Turris has been on the ice for 10 goals for and 12 goals against. I’m no mathematician, but I can tell you that’s not a good ratio. The worst part is that Turris’ season is actually in line with its expectation, in some ways. Once again, we’ll lean on Emmanuel Perry for his expected goals model. Using six shot quality metrics, this formula produces an expected value for the number of goals resulting from each player, combination, or team’s on-ice performance. I highly encourage you to read more about it here. This model essentially excludes luck (i.e. poor goaltending), so the values produced are a reliable indicator of how Nashville’s performance is affected by the presence of, in this case, Kyle Turris. With Turris on the ice, over the course of his 23 games, the Predators have 9.66 expected goals for and 11.86 expected goals against. Because of the comprehensive nature of the expected goals approach, it’s safe to say that these numbers will only improve if Turris sustainably changes his play quality

All in All
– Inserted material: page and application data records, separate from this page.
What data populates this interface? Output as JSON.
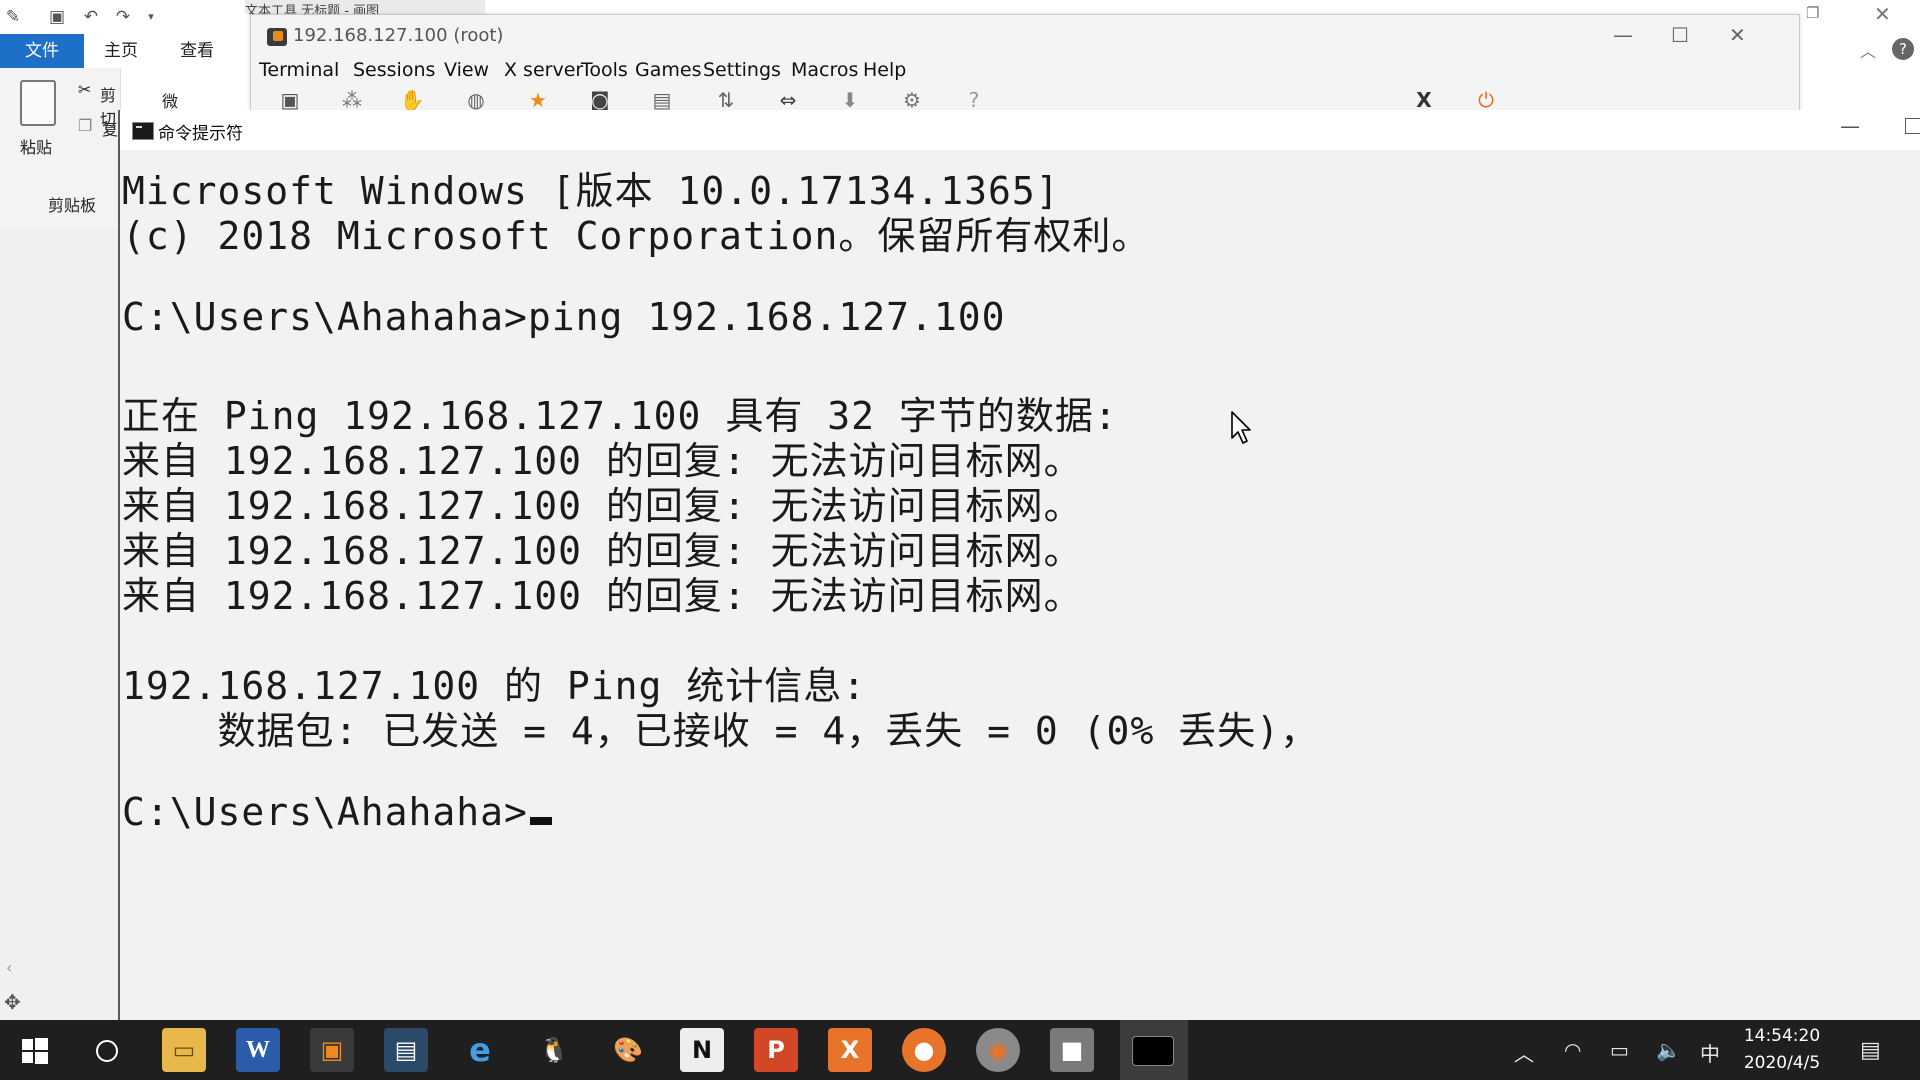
{
  "background_app": {
    "tab_file": "文件",
    "tab_home": "主页",
    "tab_view": "查看",
    "partial_tabs": "文本工具  无标题 - 画图",
    "cut_label": "剪切",
    "copy_label": "复",
    "font_name": "微软雅黑",
    "paste_label": "粘贴",
    "clipboard_label": "剪贴板"
  },
  "mobaxterm": {
    "title": "192.168.127.100 (root)",
    "menu": [
      "Terminal",
      "Sessions",
      "View",
      "X server",
      "Tools",
      "Games",
      "Settings",
      "Macros",
      "Help"
    ]
  },
  "cmd": {
    "title": "命令提示符",
    "lines": [
      "Microsoft Windows [版本 10.0.17134.1365]",
      "(c) 2018 Microsoft Corporation。保留所有权利。",
      "",
      "C:\\Users\\Ahahaha>ping 192.168.127.100",
      "",
      "正在 Ping 192.168.127.100 具有 32 字节的数据:",
      "来自 192.168.127.100 的回复: 无法访问目标网。",
      "来自 192.168.127.100 的回复: 无法访问目标网。",
      "来自 192.168.127.100 的回复: 无法访问目标网。",
      "来自 192.168.127.100 的回复: 无法访问目标网。",
      "",
      "192.168.127.100 的 Ping 统计信息:",
      "    数据包: 已发送 = 4，已接收 = 4，丢失 = 0 (0% 丢失)，",
      "",
      "C:\\Users\\Ahahaha>"
    ]
  },
  "taskbar": {
    "ime": "中",
    "time": "14:54:20",
    "date": "2020/4/5",
    "apps": [
      "file-explorer",
      "word",
      "mobaxterm",
      "remote-desktop",
      "internet-explorer",
      "qq",
      "paint",
      "onenote",
      "powerpoint",
      "xmind",
      "firefox",
      "chrome",
      "zoom",
      "cmd"
    ]
  }
}
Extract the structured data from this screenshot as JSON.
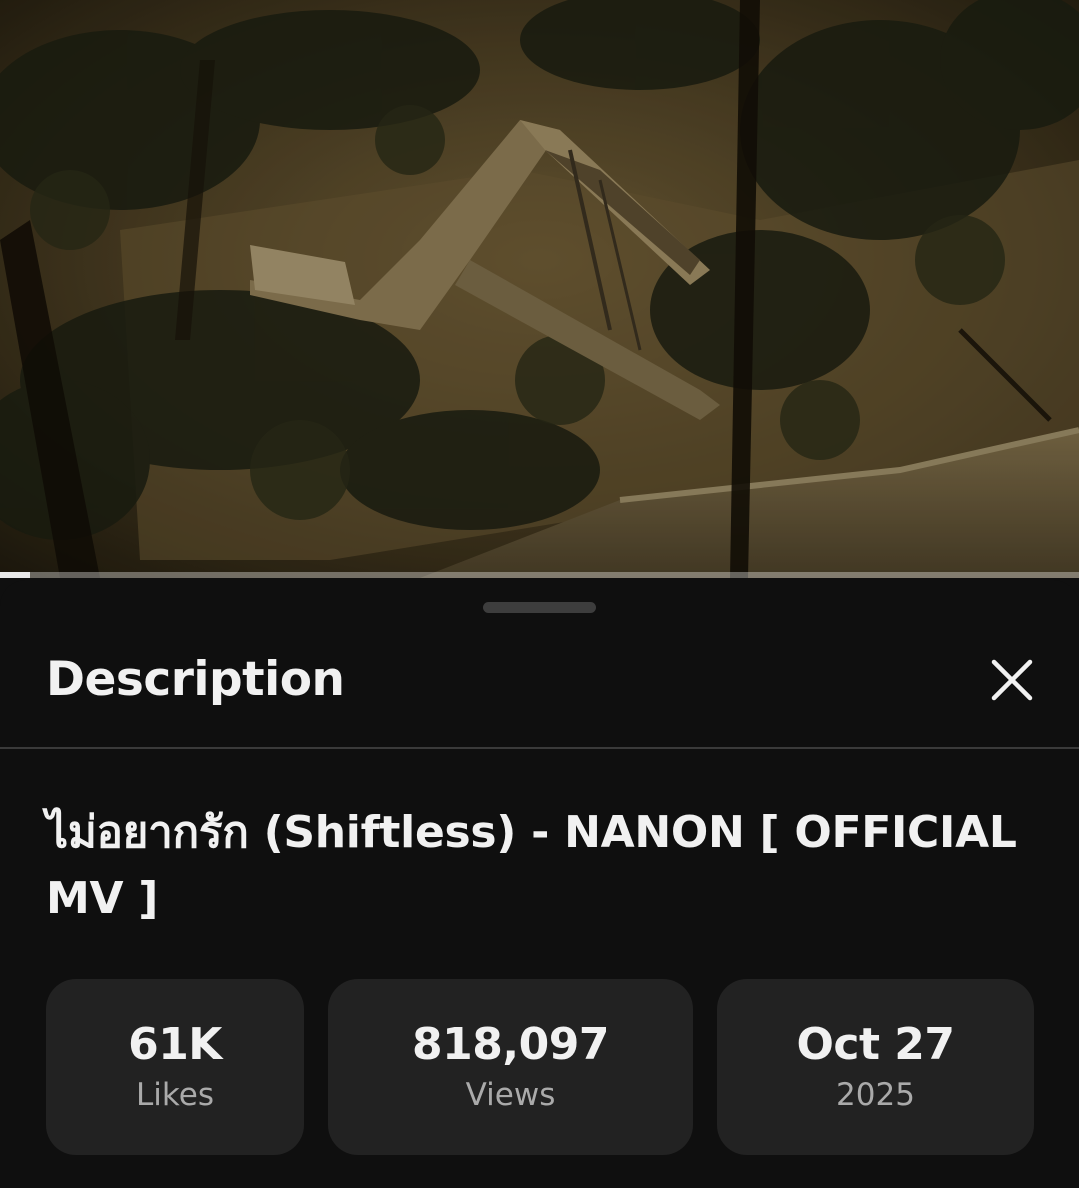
{
  "player": {
    "progress_fraction": 0.028
  },
  "description_panel": {
    "heading": "Description",
    "close_icon": "close-icon",
    "video_title": "ไม่อยากรัก (Shiftless) - NANON [ OFFICIAL MV ]",
    "stats": [
      {
        "value": "61K",
        "label": "Likes"
      },
      {
        "value": "818,097",
        "label": "Views"
      },
      {
        "value": "Oct 27",
        "label": "2025"
      }
    ]
  },
  "colors": {
    "sheet_background": "#0f0f0f",
    "stat_card": "#222222",
    "primary_text": "#f1f1f1",
    "secondary_text": "#aaaaaa"
  }
}
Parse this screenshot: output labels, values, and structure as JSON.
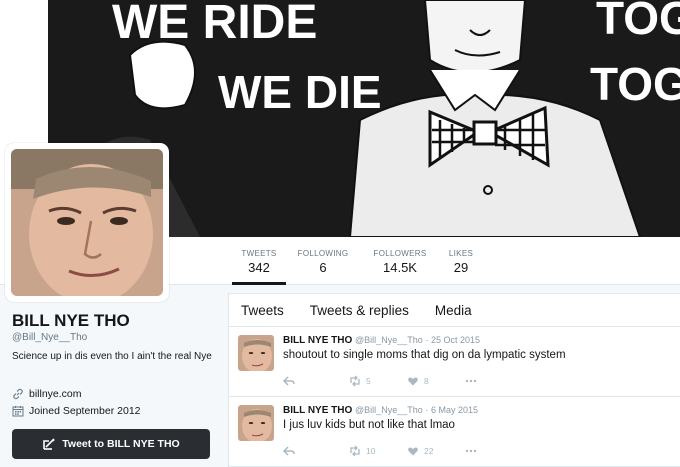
{
  "profile": {
    "name": "BILL NYE THO",
    "handle": "@Bill_Nye__Tho",
    "bio": "Science up in dis even tho I ain't the real Nye",
    "website": "billnye.com",
    "joined": "Joined September 2012",
    "tweet_to_label": "Tweet to BILL NYE THO"
  },
  "banner": {
    "text_line1": "WE RIDE",
    "text_line2": "WE DIE",
    "text_right1": "TOG",
    "text_right2": "TOG"
  },
  "stats": [
    {
      "label": "TWEETS",
      "value": "342"
    },
    {
      "label": "FOLLOWING",
      "value": "6"
    },
    {
      "label": "FOLLOWERS",
      "value": "14.5K"
    },
    {
      "label": "LIKES",
      "value": "29"
    }
  ],
  "tabs": [
    {
      "label": "Tweets"
    },
    {
      "label": "Tweets & replies"
    },
    {
      "label": "Media"
    }
  ],
  "tweets": [
    {
      "name": "BILL NYE THO",
      "handle": "@Bill_Nye__Tho",
      "date": "· 25 Oct 2015",
      "text": "shoutout to single moms that dig on da lympatic system",
      "retweets": "5",
      "likes": "8"
    },
    {
      "name": "BILL NYE THO",
      "handle": "@Bill_Nye__Tho",
      "date": "· 6 May 2015",
      "text": "I jus luv kids but not like that lmao",
      "retweets": "10",
      "likes": "22"
    }
  ],
  "colors": {
    "accent_dark": "#2a2e33",
    "muted_text": "#657786",
    "action_gray": "#aab8c2"
  },
  "icons": [
    "link-icon",
    "calendar-icon",
    "compose-icon",
    "reply-icon",
    "retweet-icon",
    "heart-icon",
    "more-icon"
  ]
}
Primarily due to the value and length of his contract, I’ve been skeptical of Turris since he joined the Predators. However, in the interests of reducing bias, I should mention the things he does well. He’s dynamite on the power play, excels on the rush, and does a good job of getting the puck to the point. While the point isn’t usually an ideal passing destination, when you’ve spent your career with either Erik Karlsson or Nashville’s defensive top four, it’s an understandable strategy. Sure, the Predators don’t produce much offense when Turris is on the ice, but they don’t allow much either. Check out the chart below, created by Sean Tierney (@ChartingHockey), to illustrate the rate at which the Predators and rest of the league generate and surrender shot attempts. Unfortunately for us viewers, the Predators would be considered a “dull” team. Nashville seems to be more interested in preventing goals than scoring them. This is strange, considering that they have one of the more gifted offensive groups in the West (if you’ll forgive the tangent, I think the Predators should feel more confident in “opening up” their play and try to generate better shots more often). Relative to his career, Kyle Turris has been underperforming. This is good news because it means we might expect him to improve over the course of the year. Unfortunately, though, his production has been in line with his on-ice quality. The five-on-five points won’t start flowing until he makes real changes to his style of play. My hope is that he takes all the time he needs to recover from his injury so that he can come back and be a positive contributor at five on five. If last year is any indication, Turris will go as far as Fiala and Smith take him. Fiala is truly elite in transitioning from the defensive to the offensive zone with possession, and Smith loves shooting the puck more than Michael Wade loves Ryan Johansen. With Fiala steadily improving his game and Smith remaining consistent, I think the trio could still come to dominate as they did last season. If Turris can return energized and improved, he could be exactly what the Predators need to remain atop the Central Division. Unfortunately, that’s a very big “if” indeed.